Saturday, January 26, 2013

Musicals

I grew up loving musicals. My first memory is of Julie Andrews and Dick Van Dyke singing in the musical film Mary Poppins. This was followed by Rex Harrison and Audrey Hepburn in My Fair Lady, and Julie Christie and Christopher Plummer in The Sound of Music, a host of singing stars in Oliver, and the catchy songs from the Jungle Book. My coming of age memories were deeply shaped by the Rocky Horror Picture Show, John Travolta and Olivia-Newton John in Grease, and Neil Diamond in the Jazz Singer. With the arrival of my children I have happily sung my way through the songs from the Lion King, Beauty and the Beast, and a host of other Disney movies.

My love of musical movies was supplanted by a love of musical stage productions. Because of South Africa’s apartheid-isolation from international arts, we had to be content with hearing recordings of the musicals by Andrew Lloyd Webber and lyrics by Tim Rice rather than seeing them.  I learned the words for Joseph, for Jesus Christ Superstar, Evita and Phantom of the Opera. In 1984 Jenny and I visited London, and were blown away by the live stage performance of Evita, followed a few nights later by Cats. We were hooked on live musicals – and as South Africa opened up to musicals we have enjoyed everything from Chicago to David Kramer’s District Six. But my all time favourite is Les Misérables.

Les Misérables , first published as a Victor Hugo historical novel in 1862, is a reflection on the tension in live between Grace and Law. My friend Alan Brews bought Jenny and me tickets to see it in Cape Town, and we were deeply moved by its message of hope in the love of God. I was privileged to see it again in New York with my friends Charmaine Morgan and Sidwell Mokgothu. Again I was moved to tears. Now it has come out as a musical film, and I intend seeing it. Will keep you posted.       
 

PS: I am intrigued to discover that the lyricist for the English-language musical adaptation is South African born Herbert Kretzmer. Born in Kroonstad in 1925 of Lithuanian Jewish immigrants William and Tilly Kretzmer, he left South Africa to become a journalist and theatre critic in London. He turned the original French words into the English version that – as of the end of 2012 - has become the longest running musical in the West End.

1 comment:

Barbara Shallue said...

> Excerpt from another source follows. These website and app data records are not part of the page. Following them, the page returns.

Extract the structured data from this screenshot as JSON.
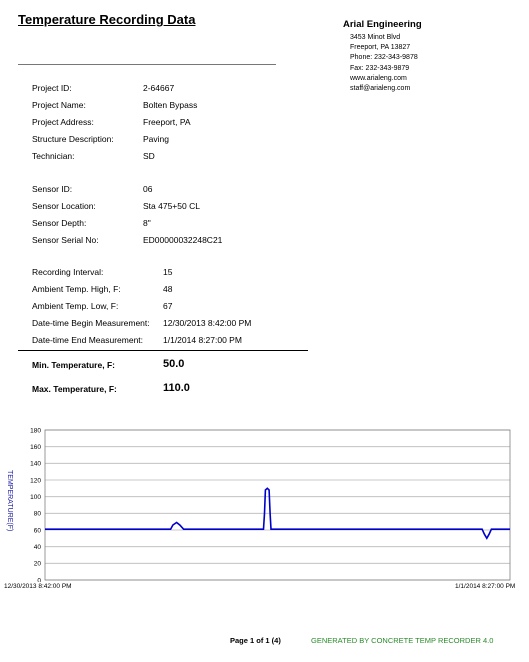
{
  "header": {
    "title": "Temperature Recording Data",
    "company": "Arial Engineering",
    "address_lines": [
      "3453 Minot Blvd",
      "Freeport, PA 13827",
      "Phone: 232-343-9878",
      "Fax: 232-343-9879",
      "www.arialeng.com",
      "staff@arialeng.com"
    ]
  },
  "project": [
    {
      "label": "Project ID:",
      "value": "2-64667"
    },
    {
      "label": "Project Name:",
      "value": "Bolten Bypass"
    },
    {
      "label": "Project Address:",
      "value": "Freeport, PA"
    },
    {
      "label": "Structure Description:",
      "value": "Paving"
    },
    {
      "label": "Technician:",
      "value": "SD"
    }
  ],
  "sensor": [
    {
      "label": "Sensor ID:",
      "value": "06"
    },
    {
      "label": "Sensor Location:",
      "value": "Sta 475+50 CL"
    },
    {
      "label": "Sensor Depth:",
      "value": "8\""
    },
    {
      "label": "Sensor Serial No:",
      "value": "ED00000032248C21"
    }
  ],
  "recording": [
    {
      "label": "Recording Interval:",
      "value": "15"
    },
    {
      "label": "Ambient Temp. High, F:",
      "value": "48"
    },
    {
      "label": "Ambient  Temp. Low, F:",
      "value": "67"
    },
    {
      "label": "Date-time Begin Measurement:",
      "value": "12/30/2013 8:42:00 PM"
    },
    {
      "label": "Date-time End Measurement:",
      "value": "1/1/2014 8:27:00 PM"
    }
  ],
  "summary": {
    "min_label": "Min. Temperature, F:",
    "min_value": "50.0",
    "max_label": "Max. Temperature, F:",
    "max_value": "110.0"
  },
  "chart_data": {
    "type": "line",
    "ylabel": "TEMPERATURE(F)",
    "ylim": [
      0,
      180
    ],
    "yticks": [
      "0",
      "20",
      "40",
      "60",
      "80",
      "100",
      "120",
      "140",
      "160",
      "180"
    ],
    "x_start_label": "12/30/2013 8:42:00 PM",
    "x_end_label": "1/1/2014 8:27:00 PM",
    "grid": true,
    "line_color": "#0000cc",
    "series": [
      {
        "x": [
          0,
          0.27,
          0.275,
          0.283,
          0.29,
          0.298,
          0.47,
          0.472,
          0.474,
          0.478,
          0.482,
          0.484,
          0.486,
          0.94,
          0.945,
          0.95,
          0.955,
          0.96,
          1.0
        ],
        "y": [
          61,
          61,
          66,
          69,
          66,
          61,
          61,
          80,
          108,
          110,
          108,
          80,
          61,
          61,
          55,
          50,
          55,
          61,
          61
        ]
      }
    ]
  },
  "footer": {
    "page": "Page 1 of 1 (4)",
    "generated": "GENERATED BY CONCRETE TEMP RECORDER 4.0"
  }
}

Mary Poppins and Sound of Music are still two of my alltime favorites. (It was Julie Andrews in both, not Julie Christie, by the way. She was in Dr. Zhivago, another favorite, but not a musical!) Let us know what you thought of Les Miserables. One friend said she was disappointed in the music, so I'd like to know what you think (since we have similar taste, obviously!)